__WORK INSTRUCTION__. Scan the listing below. Copy each line that contains "title".

__EXERCISE MATERIAL__.
++++
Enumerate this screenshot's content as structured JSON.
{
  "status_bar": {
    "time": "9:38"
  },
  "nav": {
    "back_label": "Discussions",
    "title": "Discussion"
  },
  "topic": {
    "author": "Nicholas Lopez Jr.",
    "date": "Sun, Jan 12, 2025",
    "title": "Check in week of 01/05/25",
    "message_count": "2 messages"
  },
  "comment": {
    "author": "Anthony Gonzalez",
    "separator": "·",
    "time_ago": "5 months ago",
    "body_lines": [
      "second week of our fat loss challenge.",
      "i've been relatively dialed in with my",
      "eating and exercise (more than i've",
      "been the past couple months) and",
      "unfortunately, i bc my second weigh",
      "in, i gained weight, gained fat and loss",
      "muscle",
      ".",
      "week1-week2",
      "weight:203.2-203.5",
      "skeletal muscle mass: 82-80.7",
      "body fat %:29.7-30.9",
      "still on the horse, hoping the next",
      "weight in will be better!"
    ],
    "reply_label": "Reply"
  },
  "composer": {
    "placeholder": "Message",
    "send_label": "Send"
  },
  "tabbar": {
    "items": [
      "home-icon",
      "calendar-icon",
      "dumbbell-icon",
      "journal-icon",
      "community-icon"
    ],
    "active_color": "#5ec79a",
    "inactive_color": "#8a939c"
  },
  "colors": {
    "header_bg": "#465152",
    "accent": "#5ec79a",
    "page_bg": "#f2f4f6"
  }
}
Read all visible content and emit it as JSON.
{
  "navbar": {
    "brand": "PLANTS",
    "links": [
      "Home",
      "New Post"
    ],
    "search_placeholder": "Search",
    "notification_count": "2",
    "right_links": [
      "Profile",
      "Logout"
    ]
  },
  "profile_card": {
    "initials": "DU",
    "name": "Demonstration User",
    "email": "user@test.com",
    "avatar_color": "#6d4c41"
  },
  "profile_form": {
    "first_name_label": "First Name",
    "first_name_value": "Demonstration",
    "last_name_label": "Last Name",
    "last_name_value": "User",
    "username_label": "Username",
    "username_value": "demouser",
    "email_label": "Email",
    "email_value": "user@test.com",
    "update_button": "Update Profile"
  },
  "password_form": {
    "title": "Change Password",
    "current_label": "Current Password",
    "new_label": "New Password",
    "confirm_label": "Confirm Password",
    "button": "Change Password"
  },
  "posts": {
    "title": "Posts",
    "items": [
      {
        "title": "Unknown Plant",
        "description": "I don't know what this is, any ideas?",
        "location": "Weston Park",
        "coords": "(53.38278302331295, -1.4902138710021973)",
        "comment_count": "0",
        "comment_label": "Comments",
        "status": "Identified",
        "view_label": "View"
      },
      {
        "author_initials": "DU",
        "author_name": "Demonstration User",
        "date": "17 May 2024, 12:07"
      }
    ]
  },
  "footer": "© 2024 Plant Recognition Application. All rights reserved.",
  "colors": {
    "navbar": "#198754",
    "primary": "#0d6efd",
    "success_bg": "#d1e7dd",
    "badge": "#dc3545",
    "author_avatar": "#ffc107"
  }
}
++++
__FINISHED EXERCISE__.
    "title": "Discussion"
    "title": "Check in week of 01/05/25",
    "title": "Change Password",
    "title": "Posts",
        "title": "Unknown Plant",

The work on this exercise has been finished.